PASCOAG, R.I.--(BUSINESS WIRE)--Daniele, Inc.’s Local Del Duca® Prosciutto, Mortadella with Pistachios and Uncured Sopressata Veneta have all been named finalists in the Good Food Awards competition. The selections were made following a blind taste test in San Francisco by 225 top chefs and food critics.
The Good Food Awards recognize American producers making "tasty, authentic and responsibly produced" foods in ten categories: beer, charcuterie, cheese, chocolate, coffee, confections, pickles, preserves, spirits, and oil. This year the Awards were bigger than ever, reflecting the vitality of changing preferences for food.
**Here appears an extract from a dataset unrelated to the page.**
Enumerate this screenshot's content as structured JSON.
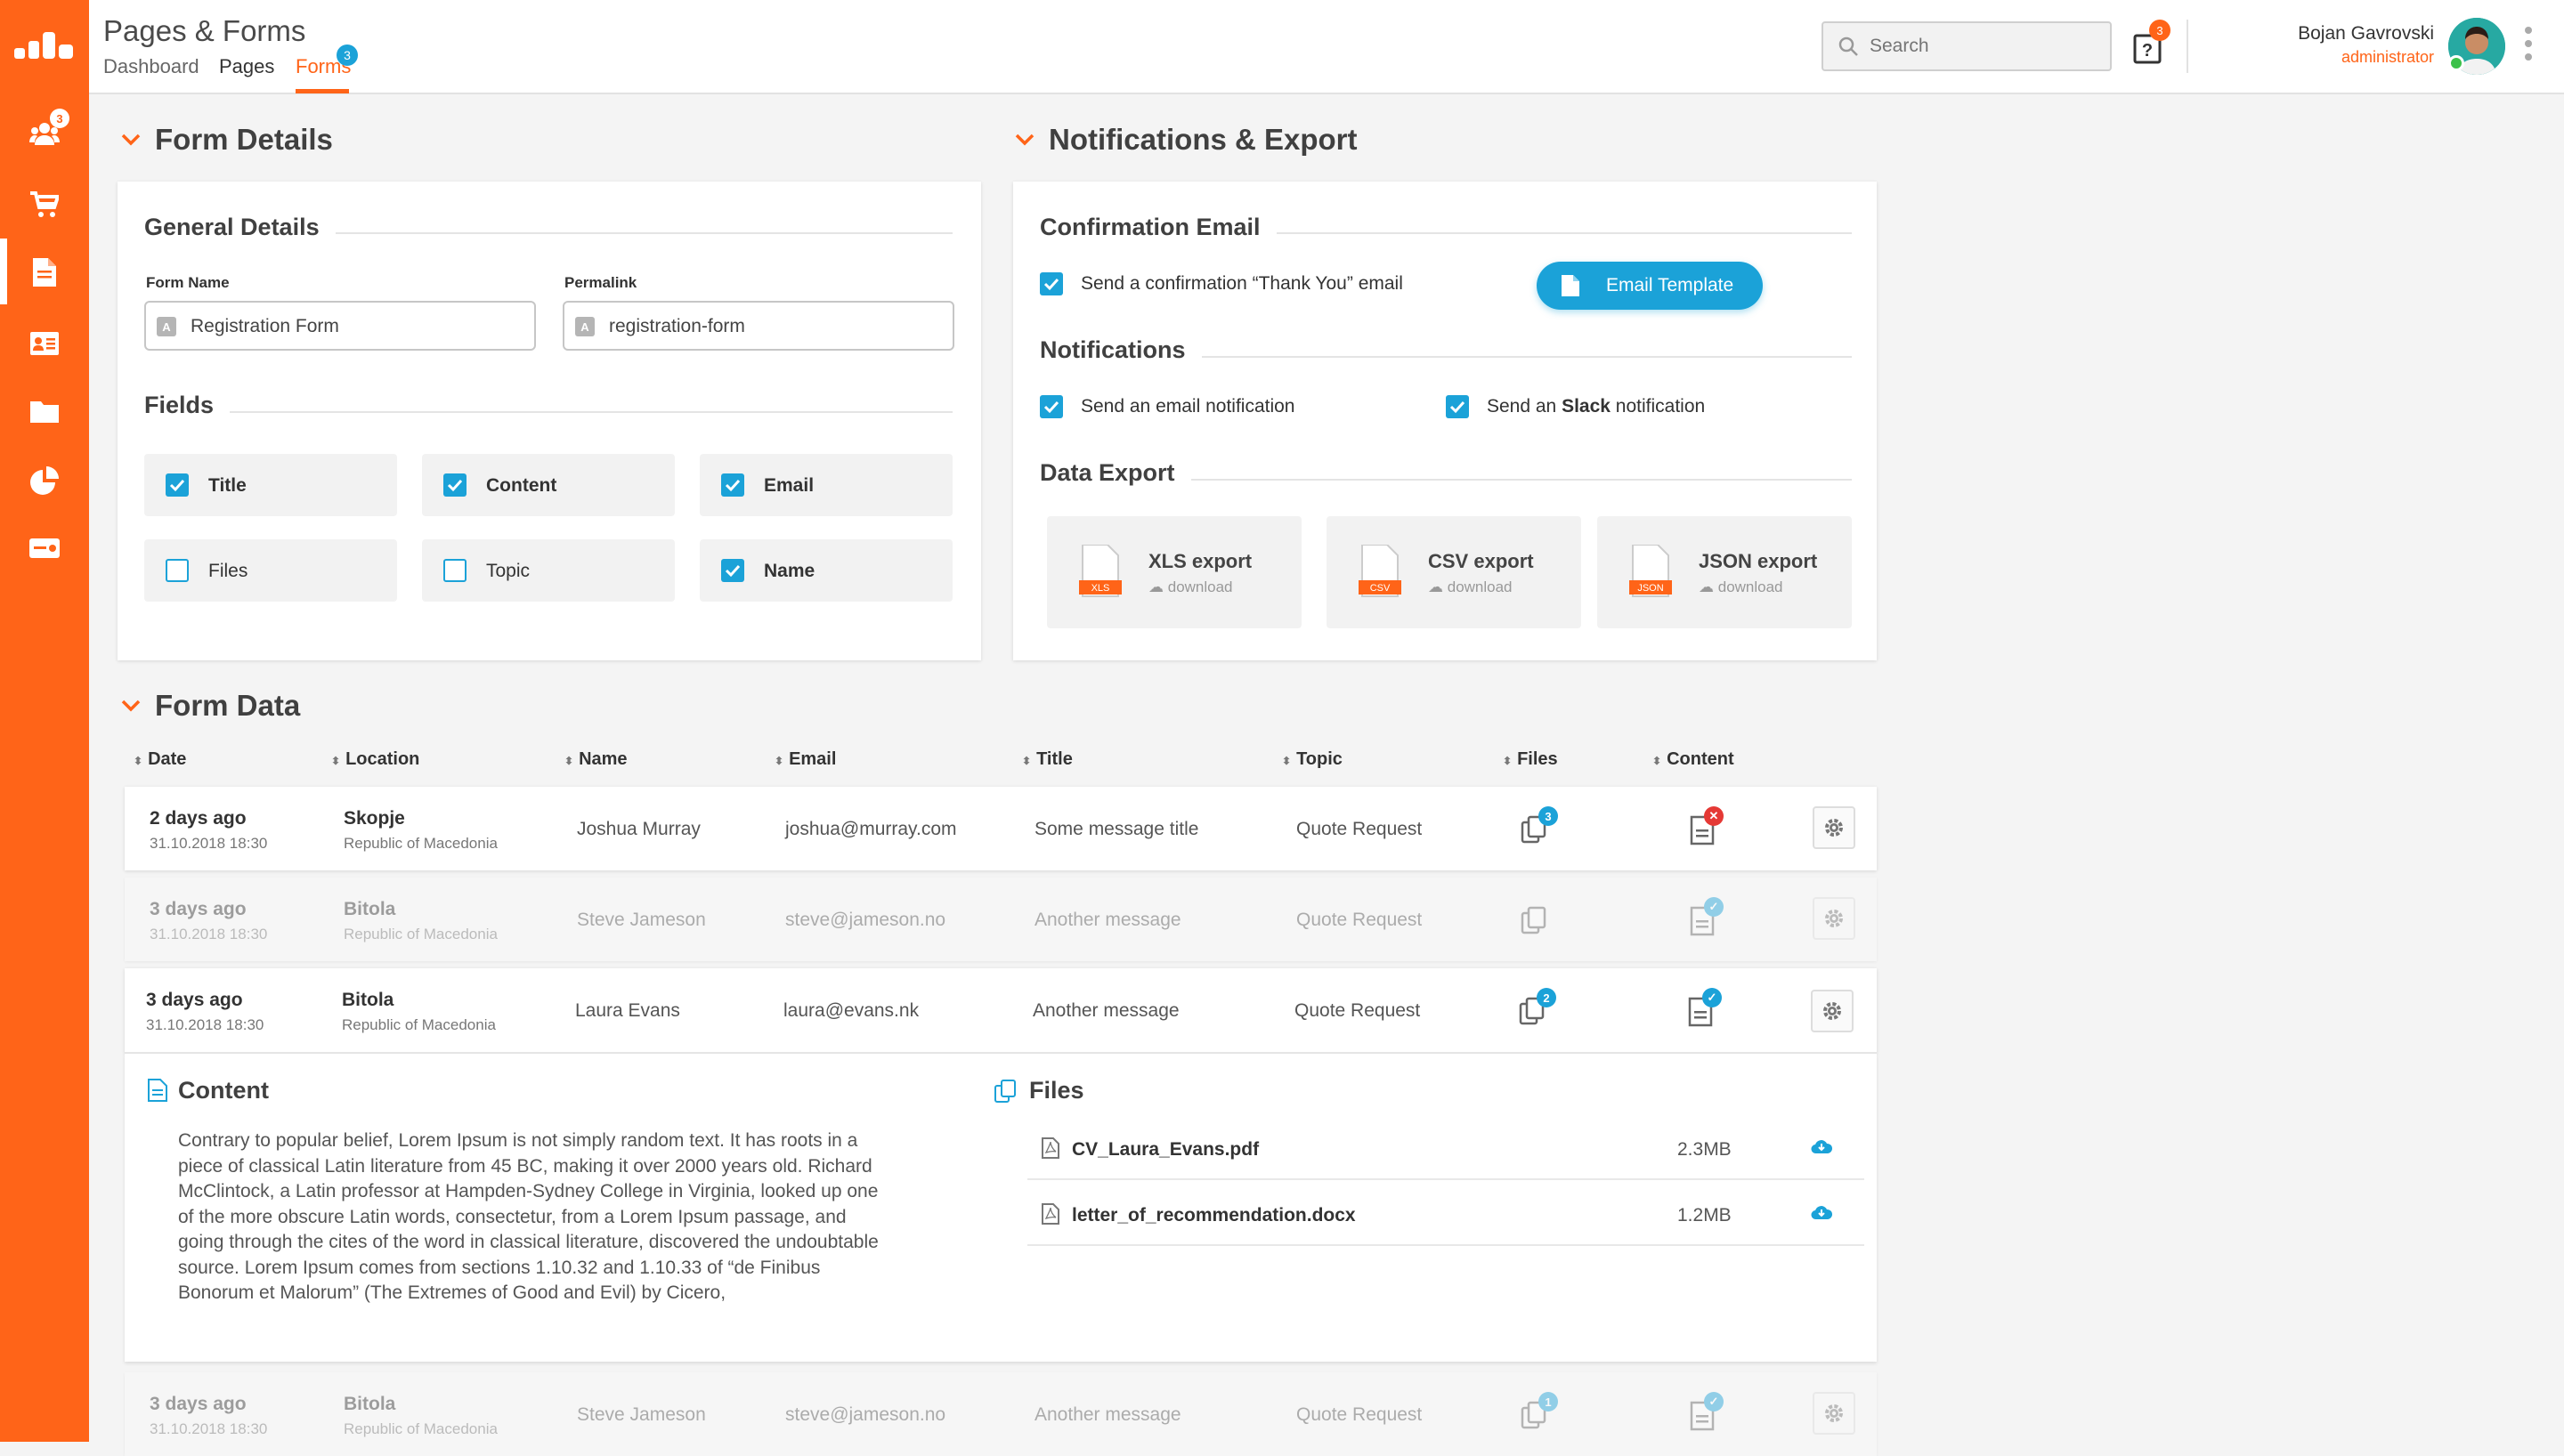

With the help of its community, Daniele created a local line of charcuterie using pork raised on New England farms. Students from the Rhode Island School of Design designed the New England-inspired label. In addition, chefs from Providence-based Johnson and Wales University helped develop recipes.
The Good Food Awards recognize American food producers and the farmers who provide the ingredients for pushing their industry towards craftsmanship and sustainability while enhancing the agricultural landscape and building strong communities.
In announcing the finalists, the Good Food Awards said those chosen represent some of the country's best cutting edge culinary talent. Each business endured a 2-month long vetting process to verify environmentally and socially sound practices.
In order to be eligible for a Good Food Award, charcuterie entries must be hand-crafted, made in a facility that has a HACCP plan, and made with respect and fair compensation. Animals must be raised:
- Using good animal husbandry
- Out of confinement that restricts natural species-specific behaviors
- With plenty of access to the outdoors
- Without hormones
- Without sub-therapeutic antibiotics
The winners of the 2014 Good Foods Awards will be announced January 16, 2014.
About Daniele, Inc.: Deep in the unspoiled forests of New England, the Dukcevich family is hand-making some of the finest charcuterie in the world. More than three decades ago, the family brought their delicious salumi to America from Northern Italy. It all starts with the hogs, which are raised on American family farms. The pork is then dry-cured for months with basic ingredients like sea salt and coarse pepper, using the same ancient methods passed down through the centuries.